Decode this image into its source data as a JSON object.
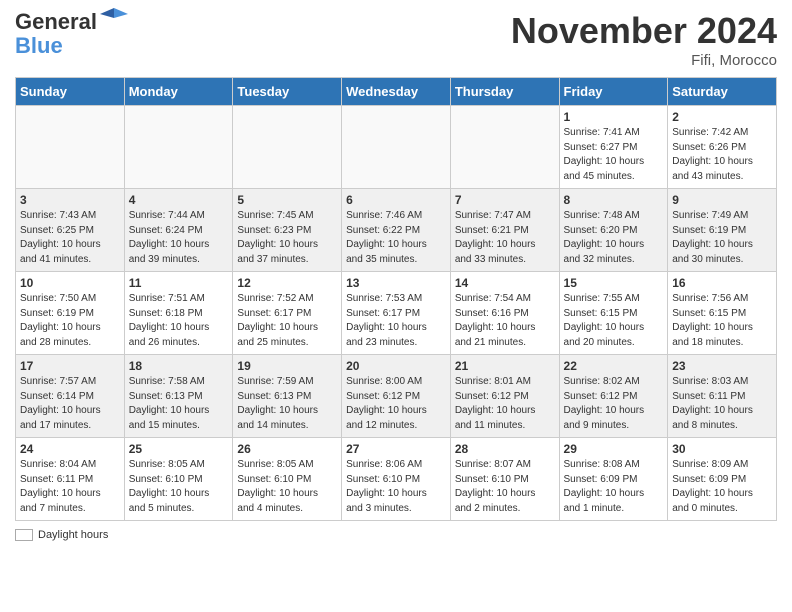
{
  "header": {
    "logo_line1": "General",
    "logo_line2": "Blue",
    "month_title": "November 2024",
    "location": "Fifi, Morocco"
  },
  "weekdays": [
    "Sunday",
    "Monday",
    "Tuesday",
    "Wednesday",
    "Thursday",
    "Friday",
    "Saturday"
  ],
  "legend": {
    "label": "Daylight hours"
  },
  "weeks": [
    [
      {
        "day": "",
        "empty": true
      },
      {
        "day": "",
        "empty": true
      },
      {
        "day": "",
        "empty": true
      },
      {
        "day": "",
        "empty": true
      },
      {
        "day": "",
        "empty": true
      },
      {
        "day": "1",
        "sunrise": "7:41 AM",
        "sunset": "6:27 PM",
        "daylight": "10 hours and 45 minutes."
      },
      {
        "day": "2",
        "sunrise": "7:42 AM",
        "sunset": "6:26 PM",
        "daylight": "10 hours and 43 minutes."
      }
    ],
    [
      {
        "day": "3",
        "sunrise": "7:43 AM",
        "sunset": "6:25 PM",
        "daylight": "10 hours and 41 minutes."
      },
      {
        "day": "4",
        "sunrise": "7:44 AM",
        "sunset": "6:24 PM",
        "daylight": "10 hours and 39 minutes."
      },
      {
        "day": "5",
        "sunrise": "7:45 AM",
        "sunset": "6:23 PM",
        "daylight": "10 hours and 37 minutes."
      },
      {
        "day": "6",
        "sunrise": "7:46 AM",
        "sunset": "6:22 PM",
        "daylight": "10 hours and 35 minutes."
      },
      {
        "day": "7",
        "sunrise": "7:47 AM",
        "sunset": "6:21 PM",
        "daylight": "10 hours and 33 minutes."
      },
      {
        "day": "8",
        "sunrise": "7:48 AM",
        "sunset": "6:20 PM",
        "daylight": "10 hours and 32 minutes."
      },
      {
        "day": "9",
        "sunrise": "7:49 AM",
        "sunset": "6:19 PM",
        "daylight": "10 hours and 30 minutes."
      }
    ],
    [
      {
        "day": "10",
        "sunrise": "7:50 AM",
        "sunset": "6:19 PM",
        "daylight": "10 hours and 28 minutes."
      },
      {
        "day": "11",
        "sunrise": "7:51 AM",
        "sunset": "6:18 PM",
        "daylight": "10 hours and 26 minutes."
      },
      {
        "day": "12",
        "sunrise": "7:52 AM",
        "sunset": "6:17 PM",
        "daylight": "10 hours and 25 minutes."
      },
      {
        "day": "13",
        "sunrise": "7:53 AM",
        "sunset": "6:17 PM",
        "daylight": "10 hours and 23 minutes."
      },
      {
        "day": "14",
        "sunrise": "7:54 AM",
        "sunset": "6:16 PM",
        "daylight": "10 hours and 21 minutes."
      },
      {
        "day": "15",
        "sunrise": "7:55 AM",
        "sunset": "6:15 PM",
        "daylight": "10 hours and 20 minutes."
      },
      {
        "day": "16",
        "sunrise": "7:56 AM",
        "sunset": "6:15 PM",
        "daylight": "10 hours and 18 minutes."
      }
    ],
    [
      {
        "day": "17",
        "sunrise": "7:57 AM",
        "sunset": "6:14 PM",
        "daylight": "10 hours and 17 minutes."
      },
      {
        "day": "18",
        "sunrise": "7:58 AM",
        "sunset": "6:13 PM",
        "daylight": "10 hours and 15 minutes."
      },
      {
        "day": "19",
        "sunrise": "7:59 AM",
        "sunset": "6:13 PM",
        "daylight": "10 hours and 14 minutes."
      },
      {
        "day": "20",
        "sunrise": "8:00 AM",
        "sunset": "6:12 PM",
        "daylight": "10 hours and 12 minutes."
      },
      {
        "day": "21",
        "sunrise": "8:01 AM",
        "sunset": "6:12 PM",
        "daylight": "10 hours and 11 minutes."
      },
      {
        "day": "22",
        "sunrise": "8:02 AM",
        "sunset": "6:12 PM",
        "daylight": "10 hours and 9 minutes."
      },
      {
        "day": "23",
        "sunrise": "8:03 AM",
        "sunset": "6:11 PM",
        "daylight": "10 hours and 8 minutes."
      }
    ],
    [
      {
        "day": "24",
        "sunrise": "8:04 AM",
        "sunset": "6:11 PM",
        "daylight": "10 hours and 7 minutes."
      },
      {
        "day": "25",
        "sunrise": "8:05 AM",
        "sunset": "6:10 PM",
        "daylight": "10 hours and 5 minutes."
      },
      {
        "day": "26",
        "sunrise": "8:05 AM",
        "sunset": "6:10 PM",
        "daylight": "10 hours and 4 minutes."
      },
      {
        "day": "27",
        "sunrise": "8:06 AM",
        "sunset": "6:10 PM",
        "daylight": "10 hours and 3 minutes."
      },
      {
        "day": "28",
        "sunrise": "8:07 AM",
        "sunset": "6:10 PM",
        "daylight": "10 hours and 2 minutes."
      },
      {
        "day": "29",
        "sunrise": "8:08 AM",
        "sunset": "6:09 PM",
        "daylight": "10 hours and 1 minute."
      },
      {
        "day": "30",
        "sunrise": "8:09 AM",
        "sunset": "6:09 PM",
        "daylight": "10 hours and 0 minutes."
      }
    ]
  ]
}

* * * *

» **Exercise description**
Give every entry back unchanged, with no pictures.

» **Result of the task**
Decode this image into its source data as a JSON object.
{
  "header": {
    "logo_line1": "General",
    "logo_line2": "Blue",
    "month_title": "November 2024",
    "location": "Fifi, Morocco"
  },
  "weekdays": [
    "Sunday",
    "Monday",
    "Tuesday",
    "Wednesday",
    "Thursday",
    "Friday",
    "Saturday"
  ],
  "legend": {
    "label": "Daylight hours"
  },
  "weeks": [
    [
      {
        "day": "",
        "empty": true
      },
      {
        "day": "",
        "empty": true
      },
      {
        "day": "",
        "empty": true
      },
      {
        "day": "",
        "empty": true
      },
      {
        "day": "",
        "empty": true
      },
      {
        "day": "1",
        "sunrise": "7:41 AM",
        "sunset": "6:27 PM",
        "daylight": "10 hours and 45 minutes."
      },
      {
        "day": "2",
        "sunrise": "7:42 AM",
        "sunset": "6:26 PM",
        "daylight": "10 hours and 43 minutes."
      }
    ],
    [
      {
        "day": "3",
        "sunrise": "7:43 AM",
        "sunset": "6:25 PM",
        "daylight": "10 hours and 41 minutes."
      },
      {
        "day": "4",
        "sunrise": "7:44 AM",
        "sunset": "6:24 PM",
        "daylight": "10 hours and 39 minutes."
      },
      {
        "day": "5",
        "sunrise": "7:45 AM",
        "sunset": "6:23 PM",
        "daylight": "10 hours and 37 minutes."
      },
      {
        "day": "6",
        "sunrise": "7:46 AM",
        "sunset": "6:22 PM",
        "daylight": "10 hours and 35 minutes."
      },
      {
        "day": "7",
        "sunrise": "7:47 AM",
        "sunset": "6:21 PM",
        "daylight": "10 hours and 33 minutes."
      },
      {
        "day": "8",
        "sunrise": "7:48 AM",
        "sunset": "6:20 PM",
        "daylight": "10 hours and 32 minutes."
      },
      {
        "day": "9",
        "sunrise": "7:49 AM",
        "sunset": "6:19 PM",
        "daylight": "10 hours and 30 minutes."
      }
    ],
    [
      {
        "day": "10",
        "sunrise": "7:50 AM",
        "sunset": "6:19 PM",
        "daylight": "10 hours and 28 minutes."
      },
      {
        "day": "11",
        "sunrise": "7:51 AM",
        "sunset": "6:18 PM",
        "daylight": "10 hours and 26 minutes."
      },
      {
        "day": "12",
        "sunrise": "7:52 AM",
        "sunset": "6:17 PM",
        "daylight": "10 hours and 25 minutes."
      },
      {
        "day": "13",
        "sunrise": "7:53 AM",
        "sunset": "6:17 PM",
        "daylight": "10 hours and 23 minutes."
      },
      {
        "day": "14",
        "sunrise": "7:54 AM",
        "sunset": "6:16 PM",
        "daylight": "10 hours and 21 minutes."
      },
      {
        "day": "15",
        "sunrise": "7:55 AM",
        "sunset": "6:15 PM",
        "daylight": "10 hours and 20 minutes."
      },
      {
        "day": "16",
        "sunrise": "7:56 AM",
        "sunset": "6:15 PM",
        "daylight": "10 hours and 18 minutes."
      }
    ],
    [
      {
        "day": "17",
        "sunrise": "7:57 AM",
        "sunset": "6:14 PM",
        "daylight": "10 hours and 17 minutes."
      },
      {
        "day": "18",
        "sunrise": "7:58 AM",
        "sunset": "6:13 PM",
        "daylight": "10 hours and 15 minutes."
      },
      {
        "day": "19",
        "sunrise": "7:59 AM",
        "sunset": "6:13 PM",
        "daylight": "10 hours and 14 minutes."
      },
      {
        "day": "20",
        "sunrise": "8:00 AM",
        "sunset": "6:12 PM",
        "daylight": "10 hours and 12 minutes."
      },
      {
        "day": "21",
        "sunrise": "8:01 AM",
        "sunset": "6:12 PM",
        "daylight": "10 hours and 11 minutes."
      },
      {
        "day": "22",
        "sunrise": "8:02 AM",
        "sunset": "6:12 PM",
        "daylight": "10 hours and 9 minutes."
      },
      {
        "day": "23",
        "sunrise": "8:03 AM",
        "sunset": "6:11 PM",
        "daylight": "10 hours and 8 minutes."
      }
    ],
    [
      {
        "day": "24",
        "sunrise": "8:04 AM",
        "sunset": "6:11 PM",
        "daylight": "10 hours and 7 minutes."
      },
      {
        "day": "25",
        "sunrise": "8:05 AM",
        "sunset": "6:10 PM",
        "daylight": "10 hours and 5 minutes."
      },
      {
        "day": "26",
        "sunrise": "8:05 AM",
        "sunset": "6:10 PM",
        "daylight": "10 hours and 4 minutes."
      },
      {
        "day": "27",
        "sunrise": "8:06 AM",
        "sunset": "6:10 PM",
        "daylight": "10 hours and 3 minutes."
      },
      {
        "day": "28",
        "sunrise": "8:07 AM",
        "sunset": "6:10 PM",
        "daylight": "10 hours and 2 minutes."
      },
      {
        "day": "29",
        "sunrise": "8:08 AM",
        "sunset": "6:09 PM",
        "daylight": "10 hours and 1 minute."
      },
      {
        "day": "30",
        "sunrise": "8:09 AM",
        "sunset": "6:09 PM",
        "daylight": "10 hours and 0 minutes."
      }
    ]
  ]
}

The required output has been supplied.